“Ambitious for Croydon” was the Labour Party’s motto when they were duly elected to run Croydon again in 2018. Certainly, the plans have been ambitious; as has the spending that went with them. Whilst the budgets that underpinned these goals have largely received cross-party support, things quickly spiralled out of control, as many had predicted”

“makes it all the more galling that the council was forking out vast sums of local residents’ money on things such as solar panelled bins – and now they need to close rubbish tips, which will no doubt lead to more fly-tipping!”

“Croydon’s councillors voted to reduce £300,000 from councillor pay from April 2021. Better late than never, but this will still likely leave Croydon’s councillors in the top 20 per cent best remunerated in the country and top six in London. Is this really fitting for cabinet members who oversaw only the second council bankruptcy this century?”

“Against this backdrop, Croydon’s hard-pressed taxpayers are bound to ask what has changed. Highly paid executives and well-remunerated councillors oversaw a fiasco that has left local households to pick up the tab for many years to come.”

Full article: https://www.taxpayersalliance.com/croydon_council_testing_our_better_angels

The article has also been shared by The Future Cities Project at http://futurecities.org.uk/2021/03/18/croydon-in-crisis/

Video:

Press Release – Croydon Councillor Allowances

As Croydon goes bankrupt you don’t need to worry about its councillors going short.

The TaxPayers’ Alliance have published a review of local authority councillor allowances – Councillors’ allowances 2020 – TaxPayers’ Alliance.  The report shows people who live just miles apart from each other may be represented by councillors who have similar workloads but are entitled to vastly different allowances.  This is true for the residents of Croydon.

In 2018-19 Croydon’s Councillors received a relatively modest basic allowance £11,407 for these ‘unpaid’ roles, although it should be noted this is the second highest rate in London.  What’s more alarming is when you average the total cost it comes to £21,784 per councillor.  Croydon councillors were the 11th most expensive of 398 councils across the country and the highest costing in London.

In the same time period neighbouring Sutton (£12,135) and Bromley (£12,111) were both much cheaper coming in 168th and 169th in average cost per councillor.  Croydon’s comparatively lavish allowances were being paid whilst the council’s external auditors Grant Thornton were, as recently reported, warning about low reserves and poor financial controls.  You have to wonder how they could justify these allowances whilst asking taxpayers for ever increasing amounts of money.

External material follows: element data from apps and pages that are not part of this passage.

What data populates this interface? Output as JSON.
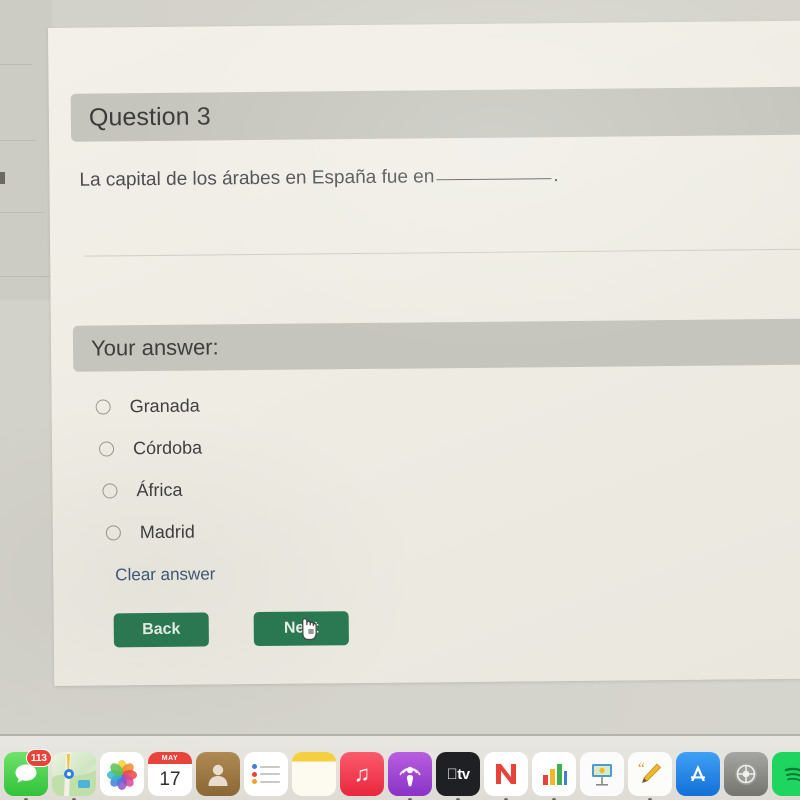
{
  "quiz": {
    "question_header": "Question 3",
    "question_text_before": "La capital de los árabes en España fue en",
    "question_text_after": ".",
    "answer_header": "Your answer:",
    "options": [
      {
        "label": "Granada",
        "selected": false
      },
      {
        "label": "Córdoba",
        "selected": false
      },
      {
        "label": "África",
        "selected": false
      },
      {
        "label": "Madrid",
        "selected": false
      }
    ],
    "clear_answer_label": "Clear answer",
    "back_button_label": "Back",
    "next_button_label": "Next",
    "colors": {
      "button_green": "#2b7a53",
      "link_blue": "#3f5a78",
      "band_gray": "#c5c5bd",
      "card_background": "#f0eee6"
    }
  },
  "cursor": {
    "type": "pointing-hand-cursor"
  },
  "dock": {
    "items": [
      {
        "name": "messages",
        "glyph": "",
        "badge": "113"
      },
      {
        "name": "maps",
        "glyph": ""
      },
      {
        "name": "photos",
        "glyph": ""
      },
      {
        "name": "calendar",
        "month": "MAY",
        "day": "17"
      },
      {
        "name": "contacts",
        "glyph": ""
      },
      {
        "name": "reminders",
        "glyph": ""
      },
      {
        "name": "notes",
        "glyph": ""
      },
      {
        "name": "music",
        "glyph": "♫"
      },
      {
        "name": "podcasts",
        "glyph": ""
      },
      {
        "name": "apple-tv",
        "glyph": "tv"
      },
      {
        "name": "news",
        "glyph": "N"
      },
      {
        "name": "numbers",
        "glyph": ""
      },
      {
        "name": "keynote",
        "glyph": ""
      },
      {
        "name": "pages",
        "glyph": ""
      },
      {
        "name": "app-store",
        "glyph": "A"
      },
      {
        "name": "system-preferences",
        "glyph": ""
      },
      {
        "name": "spotify",
        "glyph": ""
      }
    ]
  }
}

Since then the council has issued a Section 114 notice and gone into de facto bankruptcy.  After cutting services and making over 400 job cuts Croydon’s councillors have finally shared some of the burden.  On the 16th December Croydon’s councillors voted to reduce £300,000 from councillor pay from April 2021.  Whilst this is a welcome reduction it will still likely leave Croydon’s councillors in the top 20% best rewarded in the country and top 6 highest rewarded in London.  We ask, does this really reflect the damage Croydon Council’s poor administration has wrought on services in the borough?  Do the people of Croydon think their councillors who oversaw only the second council bankruptcy this century, deserve to be the in the top fifth for reward?

Drastic financial restructuring is needed at Croydon Council.  Services will be cut, regressive council taxes will increase, and likely more employees will lose their roles.  We commend Croydon’s Councillors for cutting £300,000 from their allowances, but this must only be a start.  Along with dramatic cuts for the citizens and staff, councillors should step up to the plate and aim to come in no higher than the average cost per councillor in London, still high for a bankrupt council but a reasonable sacrifice.

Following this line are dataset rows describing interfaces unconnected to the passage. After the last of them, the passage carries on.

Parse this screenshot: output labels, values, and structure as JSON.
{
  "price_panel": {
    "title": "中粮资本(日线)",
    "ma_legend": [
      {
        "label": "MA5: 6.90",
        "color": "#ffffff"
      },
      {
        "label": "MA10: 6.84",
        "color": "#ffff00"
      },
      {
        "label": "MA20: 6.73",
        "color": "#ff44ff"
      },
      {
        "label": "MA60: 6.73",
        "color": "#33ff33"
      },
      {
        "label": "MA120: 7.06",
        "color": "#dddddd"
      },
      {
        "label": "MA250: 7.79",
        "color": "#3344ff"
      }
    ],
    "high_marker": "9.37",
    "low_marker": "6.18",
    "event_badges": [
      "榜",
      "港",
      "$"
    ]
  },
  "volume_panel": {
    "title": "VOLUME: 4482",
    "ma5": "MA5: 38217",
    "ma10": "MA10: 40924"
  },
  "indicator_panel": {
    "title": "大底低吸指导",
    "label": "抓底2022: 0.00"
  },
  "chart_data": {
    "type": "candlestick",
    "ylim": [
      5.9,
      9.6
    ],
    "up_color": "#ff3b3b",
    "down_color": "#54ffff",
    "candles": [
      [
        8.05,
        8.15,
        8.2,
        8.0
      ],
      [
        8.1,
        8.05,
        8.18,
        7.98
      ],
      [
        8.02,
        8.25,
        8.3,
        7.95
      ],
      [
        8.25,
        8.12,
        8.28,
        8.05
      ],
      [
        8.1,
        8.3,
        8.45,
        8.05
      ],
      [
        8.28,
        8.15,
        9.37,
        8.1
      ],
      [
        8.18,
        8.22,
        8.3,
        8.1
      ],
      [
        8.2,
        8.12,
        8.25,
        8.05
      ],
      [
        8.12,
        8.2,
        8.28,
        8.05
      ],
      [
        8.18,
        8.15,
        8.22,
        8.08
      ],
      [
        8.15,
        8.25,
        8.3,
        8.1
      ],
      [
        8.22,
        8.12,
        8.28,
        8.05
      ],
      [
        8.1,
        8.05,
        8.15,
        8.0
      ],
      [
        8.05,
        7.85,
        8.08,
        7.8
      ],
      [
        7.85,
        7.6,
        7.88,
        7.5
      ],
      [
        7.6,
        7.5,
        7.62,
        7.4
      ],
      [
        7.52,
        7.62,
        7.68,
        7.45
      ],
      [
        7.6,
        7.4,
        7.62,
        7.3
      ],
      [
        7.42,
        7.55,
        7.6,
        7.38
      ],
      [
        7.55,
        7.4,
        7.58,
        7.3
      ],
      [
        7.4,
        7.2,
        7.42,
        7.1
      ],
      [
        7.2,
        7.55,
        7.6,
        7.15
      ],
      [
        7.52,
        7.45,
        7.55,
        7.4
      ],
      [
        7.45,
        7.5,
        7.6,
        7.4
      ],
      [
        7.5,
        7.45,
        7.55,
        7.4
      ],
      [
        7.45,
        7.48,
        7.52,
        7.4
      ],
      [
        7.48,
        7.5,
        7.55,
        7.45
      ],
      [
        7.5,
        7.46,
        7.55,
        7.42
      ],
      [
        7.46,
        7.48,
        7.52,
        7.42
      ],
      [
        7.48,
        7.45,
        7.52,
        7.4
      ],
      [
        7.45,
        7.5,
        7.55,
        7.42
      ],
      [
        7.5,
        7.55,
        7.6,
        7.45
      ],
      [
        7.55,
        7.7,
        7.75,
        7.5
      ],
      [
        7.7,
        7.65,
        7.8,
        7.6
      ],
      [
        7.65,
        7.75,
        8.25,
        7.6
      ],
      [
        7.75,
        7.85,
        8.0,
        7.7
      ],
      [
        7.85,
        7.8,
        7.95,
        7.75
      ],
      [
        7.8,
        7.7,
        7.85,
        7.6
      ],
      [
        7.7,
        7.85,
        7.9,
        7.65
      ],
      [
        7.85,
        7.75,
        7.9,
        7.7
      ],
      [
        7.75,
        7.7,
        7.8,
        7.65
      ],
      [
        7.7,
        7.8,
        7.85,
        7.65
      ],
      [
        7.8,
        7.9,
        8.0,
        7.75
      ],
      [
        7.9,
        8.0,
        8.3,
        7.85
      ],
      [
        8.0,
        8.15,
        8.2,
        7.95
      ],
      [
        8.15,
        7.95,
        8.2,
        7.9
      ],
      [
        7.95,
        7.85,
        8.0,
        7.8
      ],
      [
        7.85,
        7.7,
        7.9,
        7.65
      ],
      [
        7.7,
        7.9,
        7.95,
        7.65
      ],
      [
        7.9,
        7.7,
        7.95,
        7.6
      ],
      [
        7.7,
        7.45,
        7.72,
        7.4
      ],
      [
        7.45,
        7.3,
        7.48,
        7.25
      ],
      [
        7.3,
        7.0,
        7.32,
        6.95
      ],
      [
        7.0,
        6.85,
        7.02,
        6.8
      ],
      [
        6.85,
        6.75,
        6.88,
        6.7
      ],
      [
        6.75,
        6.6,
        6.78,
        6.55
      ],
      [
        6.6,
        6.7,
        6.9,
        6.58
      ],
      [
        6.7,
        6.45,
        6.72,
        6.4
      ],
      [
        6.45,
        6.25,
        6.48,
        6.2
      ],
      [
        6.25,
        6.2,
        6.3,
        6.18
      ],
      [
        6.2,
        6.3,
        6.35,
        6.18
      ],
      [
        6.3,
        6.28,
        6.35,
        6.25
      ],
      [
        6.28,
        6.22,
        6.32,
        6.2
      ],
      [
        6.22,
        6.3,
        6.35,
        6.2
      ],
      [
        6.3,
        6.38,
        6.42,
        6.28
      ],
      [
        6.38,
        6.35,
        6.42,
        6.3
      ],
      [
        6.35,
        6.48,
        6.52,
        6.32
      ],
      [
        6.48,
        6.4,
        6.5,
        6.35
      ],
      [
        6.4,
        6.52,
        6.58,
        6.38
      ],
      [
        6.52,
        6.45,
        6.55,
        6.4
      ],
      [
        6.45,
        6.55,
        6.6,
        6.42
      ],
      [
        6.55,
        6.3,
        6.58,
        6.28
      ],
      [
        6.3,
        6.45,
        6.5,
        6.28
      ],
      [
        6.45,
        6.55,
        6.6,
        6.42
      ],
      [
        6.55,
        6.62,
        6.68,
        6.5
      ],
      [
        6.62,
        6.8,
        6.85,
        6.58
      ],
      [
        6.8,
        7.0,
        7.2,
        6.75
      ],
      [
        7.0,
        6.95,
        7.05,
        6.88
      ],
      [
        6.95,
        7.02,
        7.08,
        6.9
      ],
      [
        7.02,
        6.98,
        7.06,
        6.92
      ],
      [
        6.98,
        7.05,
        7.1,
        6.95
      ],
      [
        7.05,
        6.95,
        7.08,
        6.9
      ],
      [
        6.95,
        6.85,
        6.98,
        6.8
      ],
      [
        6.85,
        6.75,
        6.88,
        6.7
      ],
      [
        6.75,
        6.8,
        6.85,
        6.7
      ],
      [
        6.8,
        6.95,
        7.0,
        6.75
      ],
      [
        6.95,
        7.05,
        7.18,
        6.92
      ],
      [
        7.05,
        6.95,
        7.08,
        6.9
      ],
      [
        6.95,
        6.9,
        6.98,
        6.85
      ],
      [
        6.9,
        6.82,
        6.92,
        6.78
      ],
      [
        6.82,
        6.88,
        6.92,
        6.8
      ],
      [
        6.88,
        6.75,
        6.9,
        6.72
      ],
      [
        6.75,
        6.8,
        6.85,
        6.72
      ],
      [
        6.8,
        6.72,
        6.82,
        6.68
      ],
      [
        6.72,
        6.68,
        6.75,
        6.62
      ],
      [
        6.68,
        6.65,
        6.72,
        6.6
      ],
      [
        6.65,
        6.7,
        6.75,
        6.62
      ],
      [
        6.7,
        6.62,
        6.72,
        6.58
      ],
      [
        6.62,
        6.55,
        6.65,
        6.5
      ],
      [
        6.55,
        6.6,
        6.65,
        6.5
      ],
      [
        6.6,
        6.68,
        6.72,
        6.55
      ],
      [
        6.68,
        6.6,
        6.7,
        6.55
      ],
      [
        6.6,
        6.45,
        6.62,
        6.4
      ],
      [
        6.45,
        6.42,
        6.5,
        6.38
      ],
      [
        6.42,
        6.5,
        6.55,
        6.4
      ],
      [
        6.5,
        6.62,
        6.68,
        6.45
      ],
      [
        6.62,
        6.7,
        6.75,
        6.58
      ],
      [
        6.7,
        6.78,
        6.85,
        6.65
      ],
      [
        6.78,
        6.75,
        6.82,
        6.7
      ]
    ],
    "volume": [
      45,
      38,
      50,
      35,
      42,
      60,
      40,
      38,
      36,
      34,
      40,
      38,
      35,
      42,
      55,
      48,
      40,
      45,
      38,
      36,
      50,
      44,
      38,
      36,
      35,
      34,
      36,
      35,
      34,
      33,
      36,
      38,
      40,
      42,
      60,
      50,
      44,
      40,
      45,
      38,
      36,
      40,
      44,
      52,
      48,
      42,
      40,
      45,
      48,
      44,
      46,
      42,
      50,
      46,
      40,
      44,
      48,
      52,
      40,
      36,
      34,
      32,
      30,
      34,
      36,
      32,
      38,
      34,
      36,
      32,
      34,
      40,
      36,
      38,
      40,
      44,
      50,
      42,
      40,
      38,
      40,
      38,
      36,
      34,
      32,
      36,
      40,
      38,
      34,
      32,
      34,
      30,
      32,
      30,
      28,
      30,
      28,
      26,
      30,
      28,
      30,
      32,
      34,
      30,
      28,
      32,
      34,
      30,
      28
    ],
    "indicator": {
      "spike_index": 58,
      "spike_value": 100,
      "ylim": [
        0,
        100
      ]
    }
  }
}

We ask Councillors Hamida Ali, and Jason Perry to work on further reducing allowances in Croydon.  Until then whatever else you worry about, as Croydon goes bankrupt, you don’t need to worry about its councillors going short.

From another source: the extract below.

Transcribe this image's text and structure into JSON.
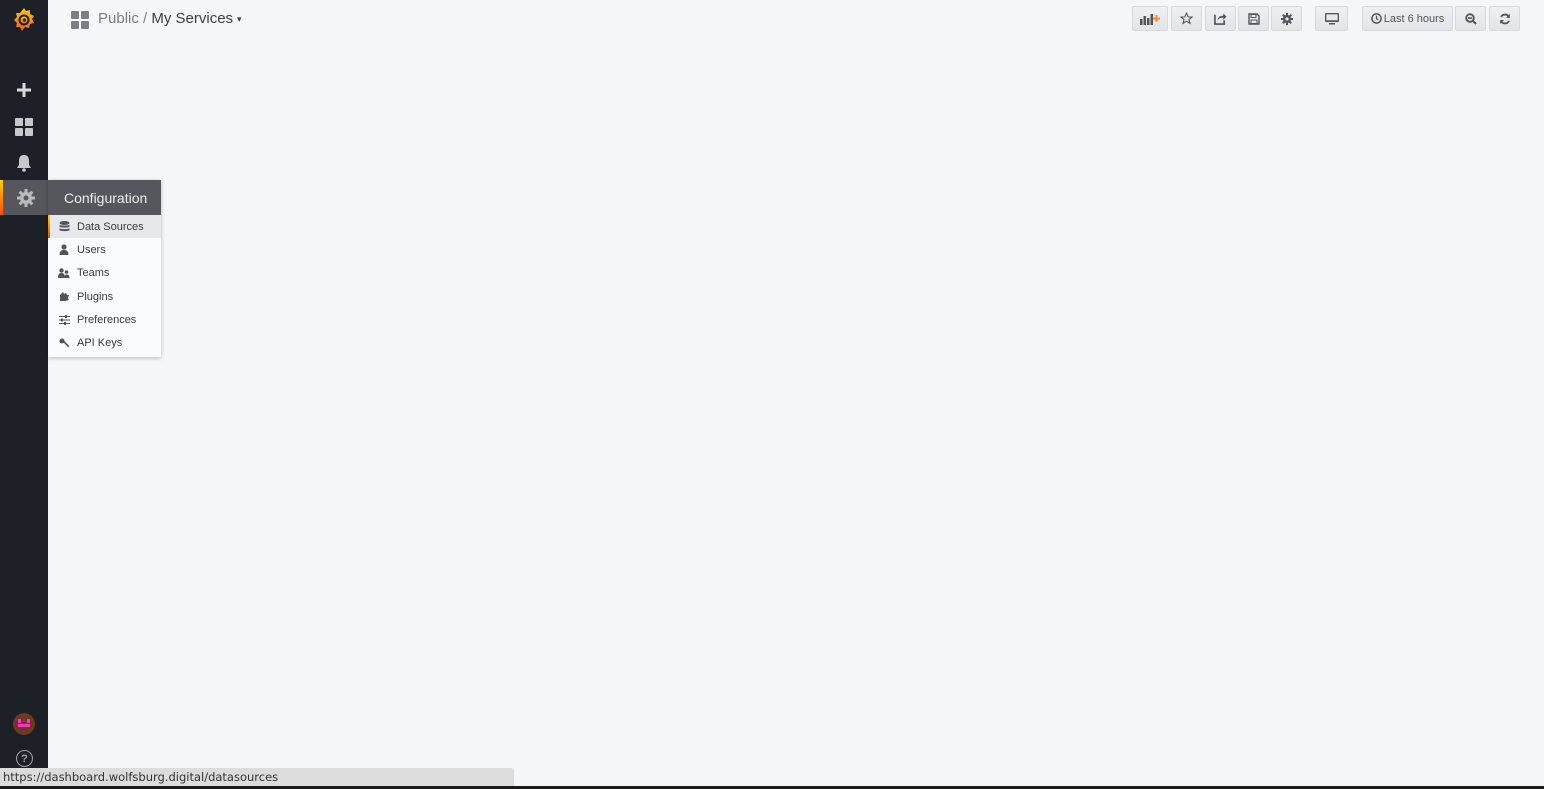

“The staggering amount Croydon councillors were paid in allowances last year” – Story in MyLondon https://www.mylondon.news/news/staggering-amount-croydon-councillors-were-19497661